The bad news—sort of—is that everyone has them, even though they might not align with our outward beliefs. This means that implicit biases, particularly racial biases, exist within our law enforcement officers, court personnel, and corrections employees, and such biases can have a profound negative influence on our real-world behaviors. The good news is that despite the complexity in genuinely understanding the psychological inner-workings of the human brain, the implicit biases that we have deep within our subconscious can be unlearned through a gradual process associated with debiasing techniques.
Debiasing refers to a wide variety of techniques, methods, and interventions that are designed to eliminate or lessen potential errors, distortions, and other mistakes in an individual’s thinking, judgment, or decision-making. These techniques are often placed into three general categories.
- Cognitive: Involves changes in the ways in which the individual conceptualizes a problem.
- Motivational: Involves changes in the ways in which incentives or punishments are allocated to the individual’s decision-making abilities.
- Technological: Involves changes in the ways in which computers and other advancements in technology can be utilized to assist us in problem-solving.
Implicit Bias in the Criminal Justice System
Surprisingly, very little has been published on implicit bias and its influence on criminal justice professionals’ subconscious perceptions of others and how such biases could lead us to target certain individuals based on their race, ethnicity, age, or physical appearance.
In likely one of the most widely cited studies on this topic, Correll and colleagues concluded that when police officers and civilians were confronted with making a split-second decision to shoot black or white suspects in an interactive video, both police officers and community members were quicker to shoot black people with guns compared to white people with guns, and they took longer when deciding against shooting the unarmed black suspects than the unarmed white suspects. (It should be noted that some of the suspects were holding a gun, whereas others were holding random objects, such as a cell phone or wallet.) This was true regardless of whether the officer or civilian pulling the trigger was white or black.
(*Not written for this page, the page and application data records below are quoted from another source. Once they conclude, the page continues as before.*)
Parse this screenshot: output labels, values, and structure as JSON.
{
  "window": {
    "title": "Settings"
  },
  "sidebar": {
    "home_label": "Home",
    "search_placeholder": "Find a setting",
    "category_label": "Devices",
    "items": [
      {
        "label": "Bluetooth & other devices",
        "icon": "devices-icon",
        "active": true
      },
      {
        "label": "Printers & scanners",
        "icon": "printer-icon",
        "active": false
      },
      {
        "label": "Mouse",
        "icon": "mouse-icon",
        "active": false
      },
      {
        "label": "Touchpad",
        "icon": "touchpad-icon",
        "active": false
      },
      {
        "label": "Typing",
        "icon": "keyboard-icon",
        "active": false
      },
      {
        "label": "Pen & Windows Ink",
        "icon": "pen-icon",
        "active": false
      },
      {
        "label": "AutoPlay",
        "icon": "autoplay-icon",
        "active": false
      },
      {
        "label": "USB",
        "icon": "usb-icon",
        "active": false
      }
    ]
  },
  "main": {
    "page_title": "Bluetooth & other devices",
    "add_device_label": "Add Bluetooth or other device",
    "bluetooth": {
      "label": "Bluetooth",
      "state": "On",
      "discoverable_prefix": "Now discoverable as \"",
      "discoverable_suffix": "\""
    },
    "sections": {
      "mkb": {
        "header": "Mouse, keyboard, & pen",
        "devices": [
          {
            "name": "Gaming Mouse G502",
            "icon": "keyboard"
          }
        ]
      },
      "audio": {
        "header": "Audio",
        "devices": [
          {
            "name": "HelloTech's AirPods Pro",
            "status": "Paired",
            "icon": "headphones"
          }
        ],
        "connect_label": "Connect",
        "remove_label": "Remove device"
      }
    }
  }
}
Now, as a researcher, I know not to rely on a single study before coming to a conclusion, but a number of additional studies concur with Correll and colleagues’ findings, which suggests that our attitudes and behaviors towards others are often driven by our subconscious thoughts. It is thought that these implicit biases stem from our evolutionary proclivity to be cautious of others who are unfamiliar or different from us. The biases are often reinforced by culturally established stereotypes. Since implicit biases exist within our subconscious, they are especially difficult to control and can have dire consequences for criminal justice professionals tasked with enforcing the law, sentencing, and supervising individuals in prison and within the community.
Acknowledging that this societal issue warrants further attention, the U.S. Department of Justice launched the National Initiative for Building Community Trust and Justice, joined by the National Network for Safer Communities, Yale Law School, the University of California in Los Angeles (UCLA), and the Urban Institute, to strengthen relationships between minority communities and the criminal justice system. The purpose of these programs is to address inequities within the criminal justice system, particularly racial inequities.
For instance, black men are significantly more likely to be stopped and questioned by the police and subsequently arrested, and far more likely to receive a harsher sentence in comparison to white men. This is also true for black women, who are four times more likely than white women to be sentenced to prison and for a longer term. Research also supports the fact that black men are twice as likely to be sentenced to death for capital crimes in comparison to white males.
However, as noted earlier, these biases can essentially be unlearned, since the neuroscience findings to date, although still in their relative infancy, suggest that with the right training and professional help, we can reprogram our unconscious biases.